- [What needs to be done]: Within the data, how many lines hold the word "JSON"? Answer with nothing but the number.

_____

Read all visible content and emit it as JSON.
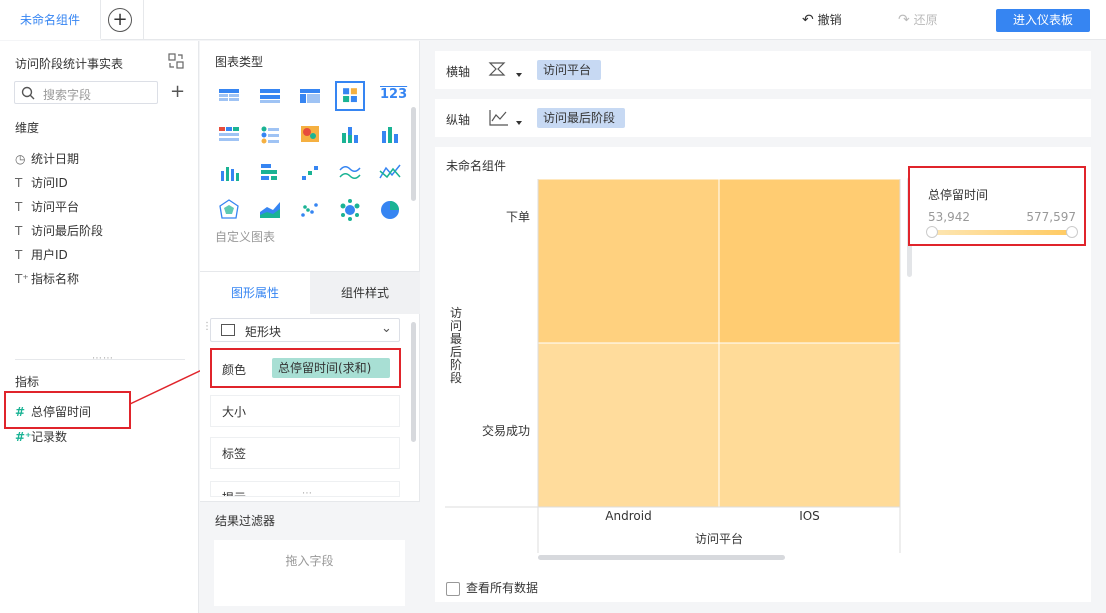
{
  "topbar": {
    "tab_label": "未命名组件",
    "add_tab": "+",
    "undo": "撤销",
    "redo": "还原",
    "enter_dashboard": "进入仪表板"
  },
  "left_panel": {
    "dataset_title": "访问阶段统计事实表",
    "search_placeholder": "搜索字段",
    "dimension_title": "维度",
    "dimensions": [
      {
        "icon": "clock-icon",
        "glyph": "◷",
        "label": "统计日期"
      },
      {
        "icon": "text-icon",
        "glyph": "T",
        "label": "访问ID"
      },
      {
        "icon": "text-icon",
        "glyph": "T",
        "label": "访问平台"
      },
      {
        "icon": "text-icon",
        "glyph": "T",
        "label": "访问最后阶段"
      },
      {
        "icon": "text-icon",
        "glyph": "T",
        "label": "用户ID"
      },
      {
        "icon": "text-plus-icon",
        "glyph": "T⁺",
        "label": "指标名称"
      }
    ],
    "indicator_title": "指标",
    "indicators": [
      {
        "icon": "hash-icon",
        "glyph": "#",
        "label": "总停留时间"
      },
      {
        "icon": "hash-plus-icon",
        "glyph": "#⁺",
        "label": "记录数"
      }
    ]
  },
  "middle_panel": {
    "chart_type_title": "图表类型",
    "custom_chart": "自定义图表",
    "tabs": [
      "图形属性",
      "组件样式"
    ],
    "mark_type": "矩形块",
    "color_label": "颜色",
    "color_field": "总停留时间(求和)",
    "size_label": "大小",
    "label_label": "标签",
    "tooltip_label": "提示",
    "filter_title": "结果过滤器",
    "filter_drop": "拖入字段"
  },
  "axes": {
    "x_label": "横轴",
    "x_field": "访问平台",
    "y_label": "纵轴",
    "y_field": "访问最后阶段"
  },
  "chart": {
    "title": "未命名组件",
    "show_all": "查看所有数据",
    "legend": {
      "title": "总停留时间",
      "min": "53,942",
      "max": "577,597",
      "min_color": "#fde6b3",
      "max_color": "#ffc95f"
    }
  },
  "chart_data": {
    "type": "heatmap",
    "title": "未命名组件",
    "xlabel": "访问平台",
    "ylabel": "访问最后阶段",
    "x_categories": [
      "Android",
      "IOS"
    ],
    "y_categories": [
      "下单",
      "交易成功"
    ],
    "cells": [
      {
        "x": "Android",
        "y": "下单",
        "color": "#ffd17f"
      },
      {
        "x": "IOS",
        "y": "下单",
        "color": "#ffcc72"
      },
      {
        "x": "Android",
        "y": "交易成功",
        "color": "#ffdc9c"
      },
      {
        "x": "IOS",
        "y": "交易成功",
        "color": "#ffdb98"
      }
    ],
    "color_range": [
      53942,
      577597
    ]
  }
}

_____

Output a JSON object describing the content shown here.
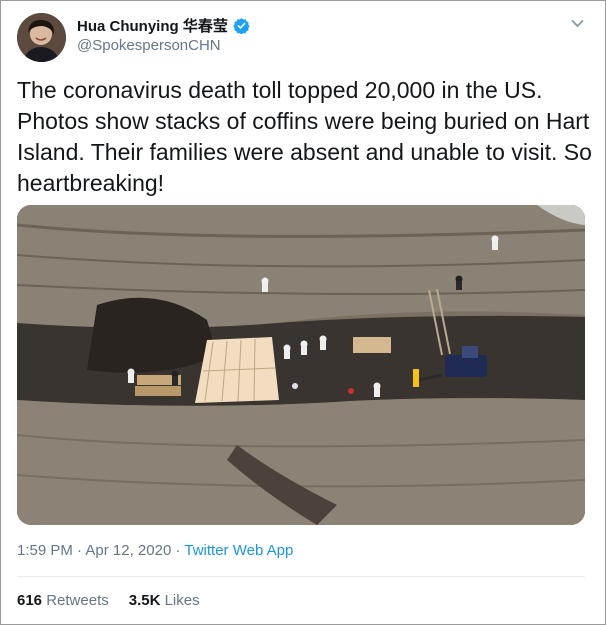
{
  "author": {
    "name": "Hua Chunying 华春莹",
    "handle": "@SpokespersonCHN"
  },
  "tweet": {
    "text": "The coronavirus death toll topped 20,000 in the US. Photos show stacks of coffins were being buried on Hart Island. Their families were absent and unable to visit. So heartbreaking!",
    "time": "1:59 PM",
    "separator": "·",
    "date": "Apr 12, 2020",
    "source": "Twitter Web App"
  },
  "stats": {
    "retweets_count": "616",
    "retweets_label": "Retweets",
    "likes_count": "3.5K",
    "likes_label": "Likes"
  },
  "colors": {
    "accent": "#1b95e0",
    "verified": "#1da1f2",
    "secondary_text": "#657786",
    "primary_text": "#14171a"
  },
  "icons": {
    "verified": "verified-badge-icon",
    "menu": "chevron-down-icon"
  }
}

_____

- [Problem solution]: 2